Then the temperature started to drop as time passed. By now, I started to have a second thought about camping. The high wind was the issue. After having fun climbing boulders for a while, we decided to visit the infamous Mobius Arch then back to the campsite.
When we got back to the campsite by dinner time, I was freezing cold and didn’t have guts to brave the cold windy night. My tent isn’t for winter camping. I just might die middle of the night, I thought. Yes, I was a bit dramatic but I wasn’t going to find out if that was true or not. It was hard but I decided to break down the camp.
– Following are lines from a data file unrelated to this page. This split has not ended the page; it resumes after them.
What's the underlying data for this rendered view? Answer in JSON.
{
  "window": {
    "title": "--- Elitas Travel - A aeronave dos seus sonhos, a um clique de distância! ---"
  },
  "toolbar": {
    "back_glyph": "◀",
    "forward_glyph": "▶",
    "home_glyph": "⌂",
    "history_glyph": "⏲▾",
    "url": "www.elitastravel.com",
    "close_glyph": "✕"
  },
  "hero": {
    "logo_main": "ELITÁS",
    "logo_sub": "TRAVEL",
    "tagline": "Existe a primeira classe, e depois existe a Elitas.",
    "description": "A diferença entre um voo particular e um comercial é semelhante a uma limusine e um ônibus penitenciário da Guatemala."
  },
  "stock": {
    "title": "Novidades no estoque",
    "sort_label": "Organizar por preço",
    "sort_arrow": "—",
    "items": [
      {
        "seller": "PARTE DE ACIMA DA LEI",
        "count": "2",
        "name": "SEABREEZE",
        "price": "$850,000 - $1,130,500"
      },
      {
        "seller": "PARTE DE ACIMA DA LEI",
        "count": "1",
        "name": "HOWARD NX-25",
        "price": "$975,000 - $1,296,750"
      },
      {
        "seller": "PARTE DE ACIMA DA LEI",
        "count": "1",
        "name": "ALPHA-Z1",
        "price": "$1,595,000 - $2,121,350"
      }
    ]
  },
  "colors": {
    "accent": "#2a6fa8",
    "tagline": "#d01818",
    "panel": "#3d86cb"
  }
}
We broke down the camp into the dark and eventually drove down to the town. We were able to get a room at Best Western in Lone Pine. It was super windy at night and I woke up a couple times by the rattling windows. I was glad about the decision but still, I was disappointed about the change of the plan. I really wanted to camp.
Since we had a restful night, we got up early the next morning to go back to Mobius Arch to capture the sunrise. We layered up and off we went.
Xena patiently waited for the sunrise.
At first, Mt Whitney in the background lit up in multiple shades of gold.
It was chilly 27 degrees but it was nothing compared to the wind storm from yesterday. Whatever the crazy we have to deal with, my partner in crime always by my side.
I want to see a sunrise like this every morning.
I ended up catching a cold from this trip and was sick for a week but it could’ve been a lot worse if I was stubborn about camping on Saturday. I can always go back when it gets warmer for us to camp. My disappointment about camping failure dissipated as I captured these images of the sunrise. Such an amazing place! I am so glad it’s a driving distance from our home so Xena can join me on these amazing trips.
Good to Know:
- Lone Pine Campground
- No fee during offseason; $22/nightly/daily, $7 for additional vehicle
- Reservation required during peak season (4/25/18 – 10/30/18)
- Popular for RV camping but there are also a few tent-only sites and one tent-only group site that can accommodate up to 15 guests
- Alabama Hills
- Dispersed camping; no fee or permit required
- 5.5 miles from Lone Pine Campground
- Mobius Arch Loop Hike
- Hike Date: 2.11.18
- Distance: 0.6 miles
- Elevation Gain: 42 ft